Gamers are in for some exciting new trends in 2018. Fortnite started a trickle-down effect and Pokemon GO! is still popular, in other words, gamers have a lot to expect. Best of all, companies seem to have finally began to answer the cries of furies, gratitude and impatience of customers. Without further ado, here is some good news:
- First, let’s talk about Esports. Watching college football will become a thing of the past, instead more and more people will watch League of Legends and so on. The Esports industry observed a huge growth that is still expected to continue, by 38% from 2017 to 2018 alone.
- The immense popularity of Fortnite might have really opened the doors for more battle royale games. What is not to like? You have to battle hundreds of player while the battleground shrinks.
- Pay-to-wins will begin to succumb since there’s nothing more infuriating for a gamer with talent than to lose to another one who just paid for better chances. Because of a lot of complaints, it seems that developers began to shy away from this trend.
- Minecraft is still going strong. From 2017, more than 20 million new players joined the game, reaching 75 million, more than the population of Italy, France or the UK.
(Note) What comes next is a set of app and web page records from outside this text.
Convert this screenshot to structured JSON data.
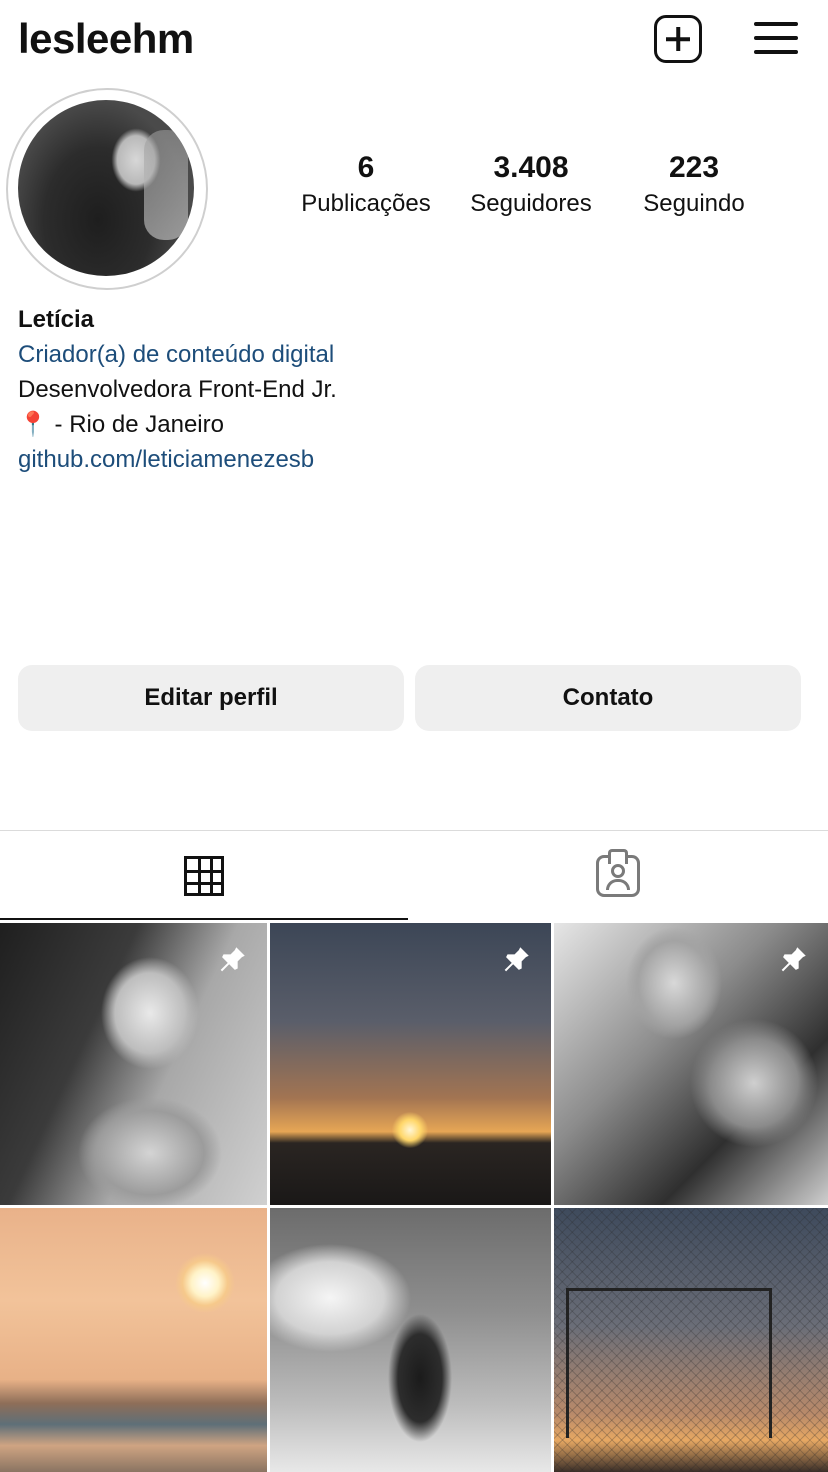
{
  "header": {
    "username": "lesleehm",
    "icons": [
      "plus-square-icon",
      "hamburger-menu-icon"
    ]
  },
  "profile": {
    "avatar_icon": "profile-photo",
    "stats": [
      {
        "value": "6",
        "label": "Publicações"
      },
      {
        "value": "3.408",
        "label": "Seguidores"
      },
      {
        "value": "223",
        "label": "Seguindo"
      }
    ],
    "bio": {
      "name": "Letícia",
      "category": "Criador(a) de conteúdo digital",
      "line1": "Desenvolvedora Front-End Jr.",
      "location_emoji": "📍",
      "line2": " - Rio de Janeiro",
      "link": "github.com/leticiamenezesb"
    }
  },
  "actions": {
    "edit_label": "Editar perfil",
    "contact_label": "Contato"
  },
  "tabs": [
    {
      "name": "grid",
      "icon": "grid-icon",
      "selected": true
    },
    {
      "name": "tagged",
      "icon": "tagged-user-icon",
      "selected": false
    }
  ],
  "posts": [
    {
      "pinned": true
    },
    {
      "pinned": true
    },
    {
      "pinned": true
    },
    {
      "pinned": false
    },
    {
      "pinned": false
    },
    {
      "pinned": false
    }
  ],
  "colors": {
    "link": "#1d4d7a",
    "button_bg": "#efefef",
    "divider": "#dbdbdb"
  }
}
- Companies seem to abandon the idea of updating their consoles on seven-year cycles. Because of the continuous advancements in software and technology, they would start producing models more often and with incremental changes as well.
- Augmented reality will become… reality. After the success of Pokemon GO, there are a lot of companies that jumped in on the hype, augmented reality being more accessible than VR.
- A lot of people are on the move and they would like to play as they travel. Naturally, carrying your console or PC around isn’t likely to happen and that is exactly why more companies will invest in mobile-cross platforms.
Nicole Hicks a graduate of UFT. She’s based in Toronto but travels much of the year. Nicole has written for NPR, Motherboard, MSN Money, and the Huffington Post. Nicole is a financial reporter, focusing on technology, national security, and policing.